The Witch may be too glum for you: a bit too much child endangerment, not enough festive eating. Why not some black comedy cannibal laughs? Then Ravenous is what you crave. Watch before dinner and you may even cut back on the calories a bit!
It’s simply nuts that a major studio released a movie like Ravenous to theaters in 1999. But it happened—I was there in the theater that weekend in February. Me and three other people. Watching a Western black comedy horror film about cannibalism in the Sierra Nevadas in 1847 starring a few award-nominees but no stars. I’m not sure what 20th Century Fox was thinking when they greenlit this, but it certainly didn’t pay off at the time, when the film did nothing at all except excite a few of us that we were watching a future cult classic in the making. I loved the film in ’99, and love it even more now—and it’s picked up the cult following something fierce.

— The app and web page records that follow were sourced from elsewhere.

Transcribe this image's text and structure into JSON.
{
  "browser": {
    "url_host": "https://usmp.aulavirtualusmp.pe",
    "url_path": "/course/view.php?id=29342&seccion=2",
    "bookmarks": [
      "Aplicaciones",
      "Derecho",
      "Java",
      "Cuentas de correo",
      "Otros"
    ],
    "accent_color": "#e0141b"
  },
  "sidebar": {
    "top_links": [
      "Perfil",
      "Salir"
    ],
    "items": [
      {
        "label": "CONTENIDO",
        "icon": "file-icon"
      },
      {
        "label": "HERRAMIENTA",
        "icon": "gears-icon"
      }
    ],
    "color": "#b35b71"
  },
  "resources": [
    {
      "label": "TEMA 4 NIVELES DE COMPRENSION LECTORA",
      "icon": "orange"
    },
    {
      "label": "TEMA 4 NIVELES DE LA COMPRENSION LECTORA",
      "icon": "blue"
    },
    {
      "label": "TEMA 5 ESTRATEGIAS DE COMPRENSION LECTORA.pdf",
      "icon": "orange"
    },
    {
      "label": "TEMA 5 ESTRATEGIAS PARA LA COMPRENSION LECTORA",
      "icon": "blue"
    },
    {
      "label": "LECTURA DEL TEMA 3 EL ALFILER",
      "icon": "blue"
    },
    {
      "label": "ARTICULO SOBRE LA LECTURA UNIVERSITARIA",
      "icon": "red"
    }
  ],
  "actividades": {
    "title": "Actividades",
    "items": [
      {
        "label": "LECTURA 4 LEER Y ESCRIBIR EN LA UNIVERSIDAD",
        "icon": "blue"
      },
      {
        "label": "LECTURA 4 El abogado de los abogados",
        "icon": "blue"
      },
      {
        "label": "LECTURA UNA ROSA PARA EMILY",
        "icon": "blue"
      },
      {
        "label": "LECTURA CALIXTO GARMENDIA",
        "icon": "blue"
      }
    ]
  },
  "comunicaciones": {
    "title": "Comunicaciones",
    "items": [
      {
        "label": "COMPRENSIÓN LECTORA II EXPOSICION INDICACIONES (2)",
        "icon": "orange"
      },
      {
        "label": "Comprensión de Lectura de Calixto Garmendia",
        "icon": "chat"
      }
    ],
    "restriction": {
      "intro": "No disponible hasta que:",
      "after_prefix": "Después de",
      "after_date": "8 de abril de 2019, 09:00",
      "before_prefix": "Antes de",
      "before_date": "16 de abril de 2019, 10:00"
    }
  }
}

The story takes the Donner Party and the Wendigo legend (not the Algernon Blackwood kind) and sticks them in the Fictional Fort Spencer, an outpost for travelers wending through the Sierra Nevadas toward new settlements in California. Mexican-American War hero and secret coward Boyd (Guy Pearce) is given a commission at this dead-end zone during the winter. The assignment gets more interesting when a starving man, Colqhoun (Robert Carlyle), stumbles into the fort with a horrifying story about his traveling party turning cannibalism when they became trapped in the mountains.
But Colqhoun isn’t who he says he is, and although his story is correct in most ways, he’s left out some personal details. He’s discovered that eating another man’s flesh allows you to absorb that person’s strength. It’s addictive, and Colqhoun has plans to set up a way station to feed his own cannibal colony. Boyd—who’s already had his run-in with feeding from another human—has to be the one to stop the cannibal Manifest Destiny.

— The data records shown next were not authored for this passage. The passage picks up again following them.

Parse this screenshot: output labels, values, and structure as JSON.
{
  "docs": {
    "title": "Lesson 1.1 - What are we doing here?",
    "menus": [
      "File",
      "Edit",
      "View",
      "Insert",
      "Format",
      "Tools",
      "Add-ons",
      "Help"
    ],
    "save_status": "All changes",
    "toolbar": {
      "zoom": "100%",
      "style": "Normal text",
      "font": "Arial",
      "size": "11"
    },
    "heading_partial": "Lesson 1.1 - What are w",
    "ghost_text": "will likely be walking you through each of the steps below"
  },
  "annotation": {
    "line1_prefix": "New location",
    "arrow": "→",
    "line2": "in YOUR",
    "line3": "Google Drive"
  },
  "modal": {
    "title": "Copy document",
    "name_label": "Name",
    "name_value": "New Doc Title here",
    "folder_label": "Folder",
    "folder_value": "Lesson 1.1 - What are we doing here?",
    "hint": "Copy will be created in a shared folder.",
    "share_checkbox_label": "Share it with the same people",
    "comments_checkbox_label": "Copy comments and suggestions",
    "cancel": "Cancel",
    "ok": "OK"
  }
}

Ravenous went through its own hell getting made, with the first director fired only two weeks into shooting and Robert Carlyle fighting to get his business partner Antonia Byrd appointed director over the studio’s terrible replacement choice. Shooting ran into complications with the weather, with the warmest winter in a hundred years in Slovakia interfering with plans for a snowbound setting. But the film that emerged from this chaos is cohesive and clearly has somebody in the driver’s seat, keeping a control over the dark humor and horror. It manages to be queasy (this is about cannibalism, after all) but also hilarious thanks to the sly performances that always make sure viewers are in on how weird this all is. Carlyle is particularly delightful as he transitions from a terror-stricken man to a scenery chewing (or cast-chewing) bad guy delivering witty one liners. The score, a co-composition between Michael Nyman and Damon Albarn, is an absurdist classic that nails the bizarre tonal balance.

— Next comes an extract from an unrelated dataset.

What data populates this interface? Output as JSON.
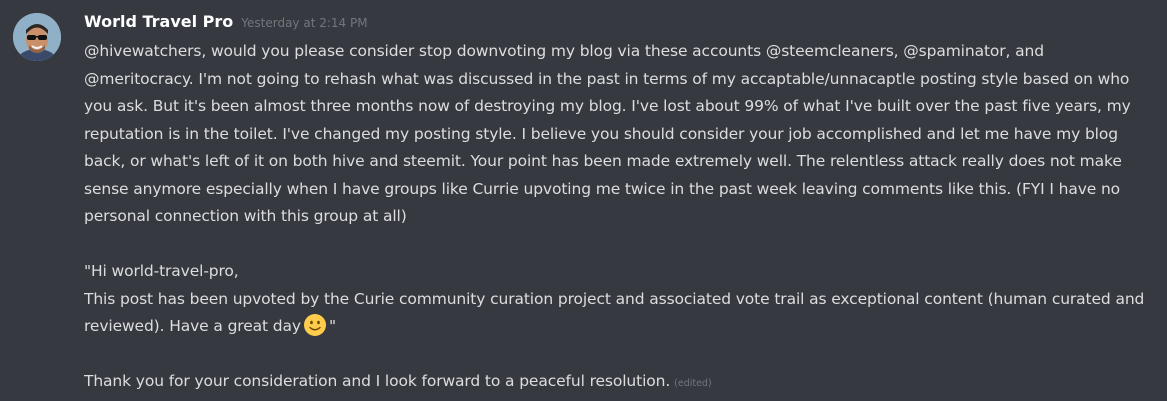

Ravenous is an ideal Thanksgiving treat because it deals with eating and the March of American Colonial Progress. Yes, it’s nasty about both of them, but it is a horror film. It takes gluttony to a horrific extreme, interpreted through the inexorable charge to gobble up land. It’s damned smart, super odd, and often hysterical. It’s not for all, uhm, tastes, but I cannot imagine going through November without it. And if it’s to your, ahem, tastes, you’ll probably also make it a permanent part of monthly celebrations.